#### Task statement
Below is a block of records; return all of them exactly, but without the images.

====== Data listing ======

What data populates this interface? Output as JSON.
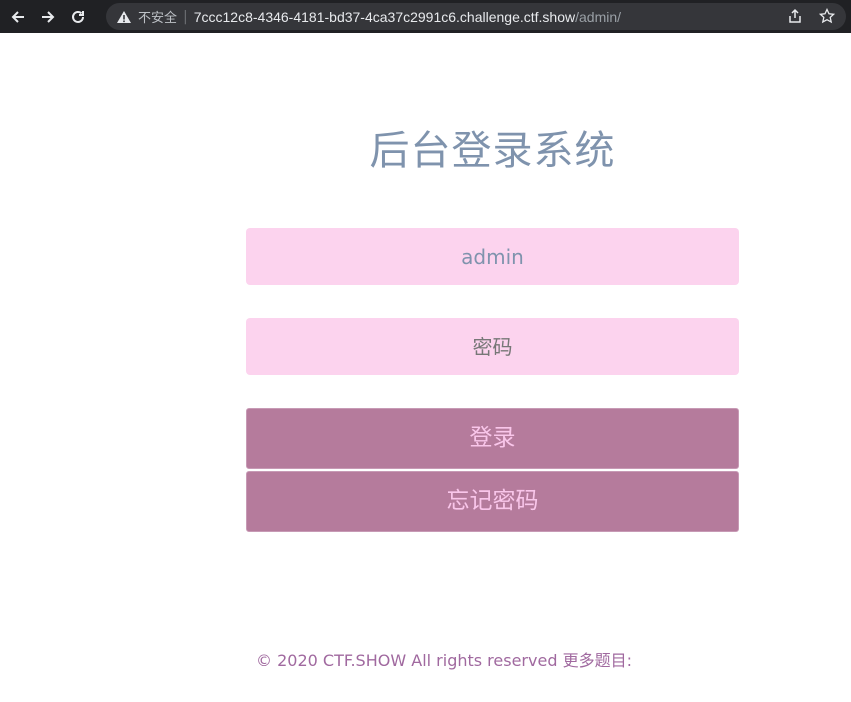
{
  "browser": {
    "security_label": "不安全",
    "url_host": "7ccc12c8-4346-4181-bd37-4ca37c2991c6.challenge.ctf.show",
    "url_path": "/admin/",
    "icons": [
      "back-arrow-icon",
      "forward-arrow-icon",
      "reload-icon",
      "warning-icon",
      "share-icon",
      "star-icon"
    ]
  },
  "login": {
    "title": "后台登录系统",
    "username_value": "admin",
    "password_placeholder": "密码",
    "login_button": "登录",
    "forgot_button": "忘记密码"
  },
  "footer": {
    "text": "© 2020 CTF.SHOW All rights reserved 更多题目:"
  },
  "colors": {
    "title": "#7f93ad",
    "field_bg": "#fcd3ee",
    "button_bg": "#b57b9c",
    "button_text": "#f9c6ea",
    "footer_text": "#a0699f"
  }
}
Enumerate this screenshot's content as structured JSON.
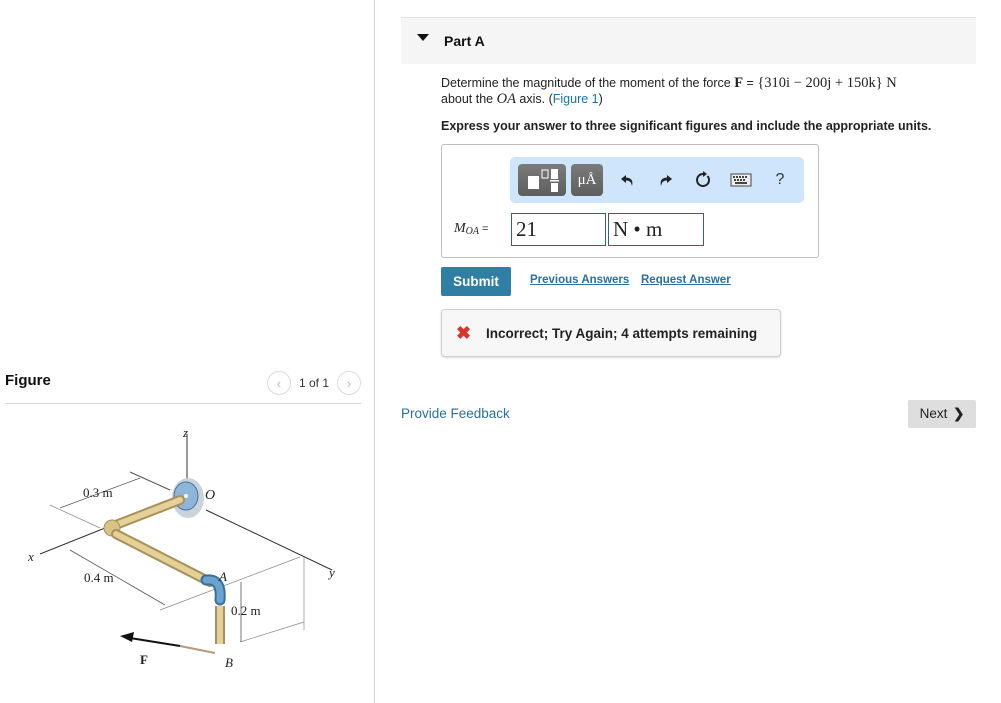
{
  "figure_panel": {
    "title": "Figure",
    "pager": {
      "prev_icon": "‹",
      "next_icon": "›",
      "current": 1,
      "total": 1,
      "label": "1 of 1"
    },
    "diagram": {
      "axis_labels": {
        "x": "x",
        "y": "y",
        "z": "z"
      },
      "point_labels": {
        "O": "O",
        "A": "A",
        "B": "B"
      },
      "force_label": "F",
      "dimensions": {
        "d1": "0.3 m",
        "d2": "0.4 m",
        "d3": "0.2 m"
      },
      "colors": {
        "pipe": "#d8c387",
        "pipe_dark": "#a8915a",
        "elbow_blue": "#6aa3cf",
        "flange": "#8fb6d9"
      }
    }
  },
  "part": {
    "title": "Part A",
    "question": {
      "prefix": "Determine the magnitude of the moment of the force ",
      "force_symbol": "F",
      "equals": " = ",
      "force_vector": "{310i − 200j + 150k} N",
      "line2_prefix": "about the ",
      "axis_name": "OA",
      "line2_suffix": " axis. (",
      "figure_link": "Figure 1",
      "line2_end": ")"
    },
    "instruction": "Express your answer to three significant figures and include the appropriate units.",
    "toolbar": {
      "template_icon": "templates-icon",
      "units_label": "μÅ",
      "undo_icon": "undo-icon",
      "redo_icon": "redo-icon",
      "reset_icon": "reset-icon",
      "keyboard_icon": "keyboard-icon",
      "help_label": "?"
    },
    "answer": {
      "label_main": "M",
      "label_sub": "OA",
      "label_eq": "=",
      "value": "21",
      "units": "N • m"
    },
    "submit_label": "Submit",
    "previous_answers_label": "Previous Answers",
    "request_answer_label": "Request Answer",
    "feedback": {
      "icon": "✖",
      "message": "Incorrect; Try Again; 4 attempts remaining",
      "color": "#d9342b"
    }
  },
  "footer": {
    "provide_feedback_label": "Provide Feedback",
    "next_label": "Next",
    "next_icon": "❯"
  }
}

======

#### Expected answer
What data populates this interface? Output as JSON.
{
  "browser": {
    "security_label": "不安全",
    "url_host": "7ccc12c8-4346-4181-bd37-4ca37c2991c6.challenge.ctf.show",
    "url_path": "/admin/",
    "icons": [
      "back-arrow-icon",
      "forward-arrow-icon",
      "reload-icon",
      "warning-icon",
      "share-icon",
      "star-icon"
    ]
  },
  "login": {
    "title": "后台登录系统",
    "username_value": "admin",
    "password_placeholder": "密码",
    "login_button": "登录",
    "forgot_button": "忘记密码"
  },
  "footer": {
    "text": "© 2020 CTF.SHOW All rights reserved 更多题目:"
  },
  "colors": {
    "title": "#7f93ad",
    "field_bg": "#fcd3ee",
    "button_bg": "#b57b9c",
    "button_text": "#f9c6ea",
    "footer_text": "#a0699f"
  }
}
Enumerate this screenshot's content as structured JSON.
{
  "figure_panel": {
    "title": "Figure",
    "pager": {
      "prev_icon": "‹",
      "next_icon": "›",
      "current": 1,
      "total": 1,
      "label": "1 of 1"
    },
    "diagram": {
      "axis_labels": {
        "x": "x",
        "y": "y",
        "z": "z"
      },
      "point_labels": {
        "O": "O",
        "A": "A",
        "B": "B"
      },
      "force_label": "F",
      "dimensions": {
        "d1": "0.3 m",
        "d2": "0.4 m",
        "d3": "0.2 m"
      },
      "colors": {
        "pipe": "#d8c387",
        "pipe_dark": "#a8915a",
        "elbow_blue": "#6aa3cf",
        "flange": "#8fb6d9"
      }
    }
  },
  "part": {
    "title": "Part A",
    "question": {
      "prefix": "Determine the magnitude of the moment of the force ",
      "force_symbol": "F",
      "equals": " = ",
      "force_vector": "{310i − 200j + 150k} N",
      "line2_prefix": "about the ",
      "axis_name": "OA",
      "line2_suffix": " axis. (",
      "figure_link": "Figure 1",
      "line2_end": ")"
    },
    "instruction": "Express your answer to three significant figures and include the appropriate units.",
    "toolbar": {
      "template_icon": "templates-icon",
      "units_label": "μÅ",
      "undo_icon": "undo-icon",
      "redo_icon": "redo-icon",
      "reset_icon": "reset-icon",
      "keyboard_icon": "keyboard-icon",
      "help_label": "?"
    },
    "answer": {
      "label_main": "M",
      "label_sub": "OA",
      "label_eq": "=",
      "value": "21",
      "units": "N • m"
    },
    "submit_label": "Submit",
    "previous_answers_label": "Previous Answers",
    "request_answer_label": "Request Answer",
    "feedback": {
      "icon": "✖",
      "message": "Incorrect; Try Again; 4 attempts remaining",
      "color": "#d9342b"
    }
  },
  "footer": {
    "provide_feedback_label": "Provide Feedback",
    "next_label": "Next",
    "next_icon": "❯"
  }
}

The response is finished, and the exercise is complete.